A new feature has been added to COBS analysis page enabling the observer to plot the date of perihelion on the lightcurve graph.
It does not look like much now — just a 19th-magnitude smudge tucked away in southwestern Virgo — but a newly discovered comet could become something special 10 months from now.
The extraterrestrial rock is tumbling through space alongside thousands of similar objects in our solar systems main asteroid belt, roughly between the orbits of Mars and Jupiter.
S. Larson reports that images of the main-belt minor planet (596) show the object to be in apparent outburst with a comet-like appearance.
A new feature has been added to COBS analysis page enabling the observer to filter the observation data by observation type.
A. Boattini reports his discovery of a faint comet with a moderately diffuse coma that is 6"-7" wide and a central condensation that is about 3"-4" in size on four 30-s co-added CCD exposures taken with the Mt. Lemmon 1.5-m reflector in Arizona.
This morning EPOXI, the spacecraft formerly known as Deep Impact, flew within 435 miles (700 km) of the nucleus of Comet 103P/Hartley 2. Images taken during the encounter are being downloaded from the spacecraft throughout the day. A few of the images have been released by the EPOXI team and can be found here.
S. Nakano, Sumoto, Japan, reports the visual discovery of a comet independently by Kaoru Ikeya ...
Under the scope of CARA project, comet 103P/Hartley is continuously monitored by a group of dedicated observers, using small and medium size remote telescopes, now available worldwide.
Comet 103P/Hartley is currently in the middle of Auriga moving to the southeast at a little over 3° per day. With closest approach to Earth on Oct. 20 (0.121 AU) and closest approach to the Sun on Oct. 28 (1.059 AU), the comet is as big and bright as it will probably get for this return.
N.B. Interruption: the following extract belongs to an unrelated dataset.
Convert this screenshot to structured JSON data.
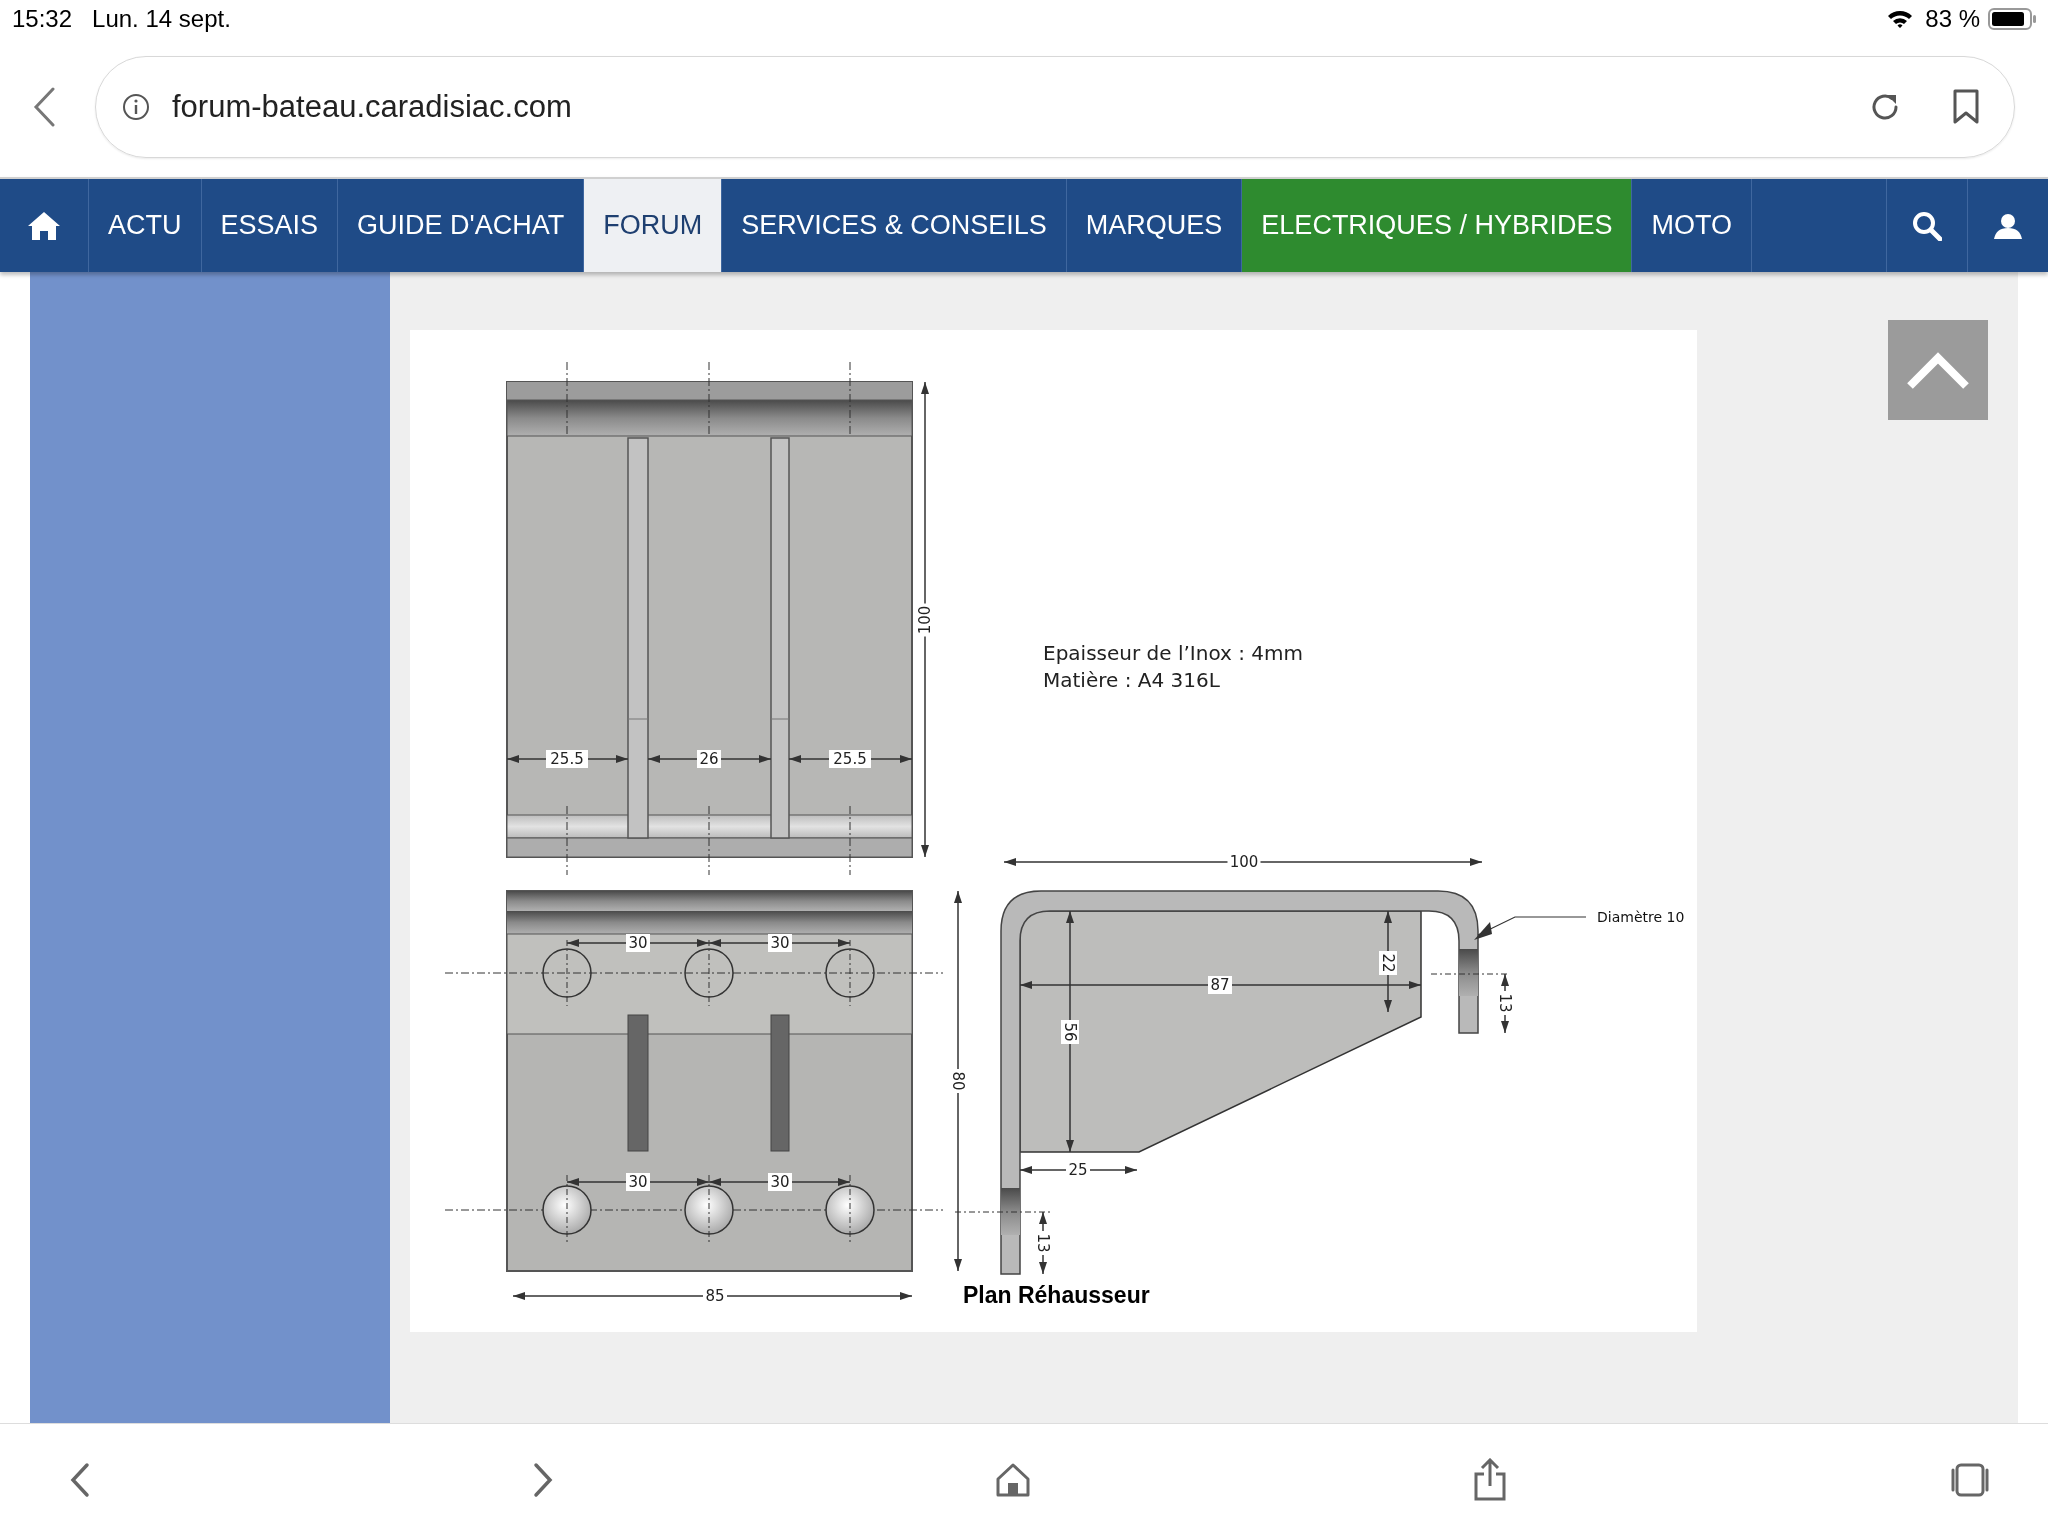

Unfortunately, the bright Full Moon will make observing the comet difficult for the next week and a half.